不过,镇上还是显出几丝绿色生机。在成堆的瓦砾当中,一名店主在临时搭盖的茅棚里,做起生意。当地供电站正在修复中。数不清的成吨破损残骸被收拢,碾碎,然后回收或掩埋。

But it’s not clear exactly what - if anything - will take its place. Orikawa Yuukichi has watched the town he grew up in reduced to twisted metal and splintered wood.

 

但是,没有人清楚这座城镇,未来将走向何方。在这里长大的堀河,亲眼目睹这座小镇被毁,只剩下扭曲的金属和残破的木材。

“We are so busy trying to tidy up all this wreckage,” he said. “There are mountains and mountains of debris and garbage. All we’re doing these days is tidying up.”

 

堀河说:“我们现在忙于清理这些破损残骸。”他说,“这几天我们都忙于清理这些堆积如山的碎片和垃圾。”

Here in Japan’s northern Iwate prefecture, the tsunami was funneled up narrow coastal valleys, amplifying its destructive power. In some places the water reached nine-and-a-half kilometers inland.

 

在日本北部的岩手县,海啸在这里沿着海岸冲出了一条条狭窄的谷道,张狂地显露出它的破坏力。有些内陆地区,积水纵深长达九公里半。

Further up the coast in Ofunato, the port’s tugboat still sits in someone’s backyard about a kilometer from the water.

 

沿着海岸北行到大渡船市,原来在港湾里的拖船,如今还留在距离港湾一公里远的内陆居民住家的后院。

Back in March it appeared the industrial heart had been ripped put from towns like this and taken out to sea. But some residents are fighting back.

 

回顾3月间,城镇的企业心脏地带受到破坏,它们的设施被海浪卷进海洋。但是有些居民也采取了回应措施。

Thanks in part to help from overseas charities, Ofunato’s fish market has reopened. The first boatloads of silver salmon were auctioned in July.

 

部分得力于海外的慈善资助,大渡船市的鱼市场重新开放。7月份,他们首次拍卖了整船整船的银鲑鱼。

Captain Abe is about to put out to sea from the port.

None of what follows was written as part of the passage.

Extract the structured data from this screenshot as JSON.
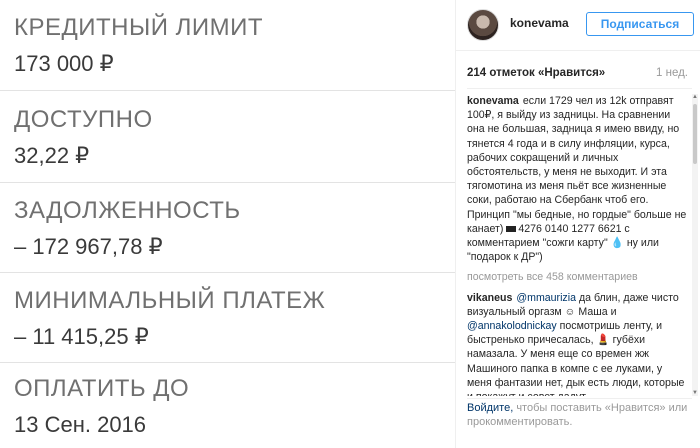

His boat, the Hanasakimaru, was badly damaged by the tsunami.

 

阿部船长即将从港内出海,他的渔船“花崎丸”号曾经在这次海啸中严重损毁。

He said, “The engine room got a hole in it, so he took it to Shikoku [further south]. It cost about $6,500 to fix.”

 

阿部说:“引擎室破了一个洞。因此他把船开往南边的四国岛整修,花费了六千五百美元。”

Now that the Hanasakimaru is again seaworthy, Abe and his crew are preparing for a month at sea.

 

现在“花崎丸”又能出海了。阿部船长和他的船员准备在海上作业一个月。

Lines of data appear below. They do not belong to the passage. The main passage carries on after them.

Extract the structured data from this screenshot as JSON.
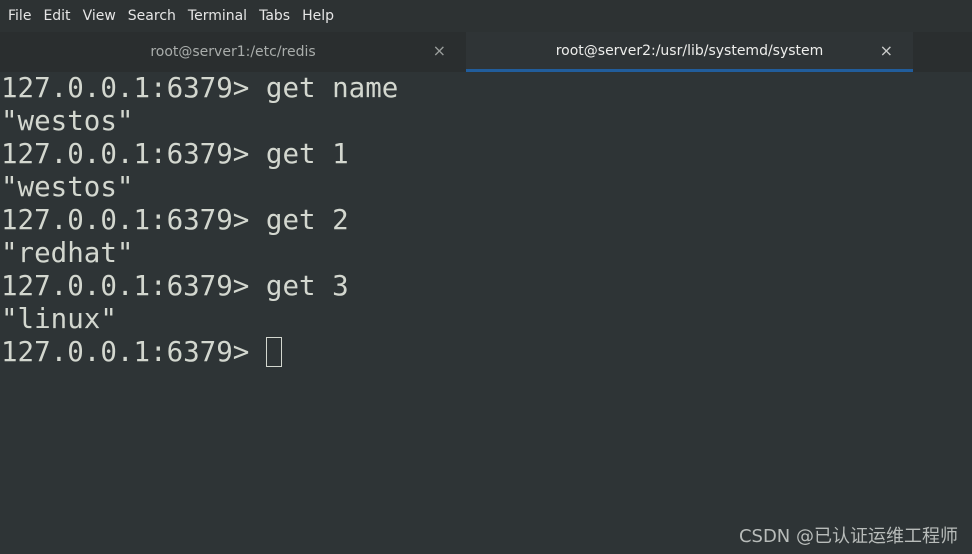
{
  "menubar": {
    "items": [
      "File",
      "Edit",
      "View",
      "Search",
      "Terminal",
      "Tabs",
      "Help"
    ]
  },
  "tabs": [
    {
      "title": "root@server1:/etc/redis",
      "close": "×",
      "active": false
    },
    {
      "title": "root@server2:/usr/lib/systemd/system",
      "close": "×",
      "active": true
    }
  ],
  "terminal": {
    "lines": [
      "127.0.0.1:6379> get name",
      "\"westos\"",
      "127.0.0.1:6379> get 1",
      "\"westos\"",
      "127.0.0.1:6379> get 2",
      "\"redhat\"",
      "127.0.0.1:6379> get 3",
      "\"linux\""
    ],
    "prompt": "127.0.0.1:6379> "
  },
  "watermark": "CSDN @已认证运维工程师",
  "colors": {
    "background": "#2e3436",
    "text": "#d3d7cf",
    "active_tab_indicator": "#215d9c"
  }
}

“It’s so good to start fishing again. I’m a fisherman at heart, so it’s great to be on the boat again. But after I catch the fish, there is no place to unload along this coast,” he said. "There are no facilities like ice stores, so we unload the fish in Hokkaido [further north].”

 

阿部船长说:“又能开始捕鱼作业真是太好了。我内心就是一名渔民。因此能再上船对我是件好事。不过,这次我捕到鱼之后,沿岸都会找不到卸货的地方。”阿部说:“现在根本找不到冰柜之类的设备,所以我们只有往北行驶到北海道去卸货。”

It will take many years for these remote communities to rebuild. Fishermen like Captain Abe believe their town’s only economic hope lies in once more embracing the ocean that brought it so much destruction.

 

这些边远北部的鱼业社区要完成重建,需要几年的时间。渔民们像阿部船长一样,都相信他们经济上唯一的希望,是再度拥抱那如此剧烈地摧残过他们的海洋。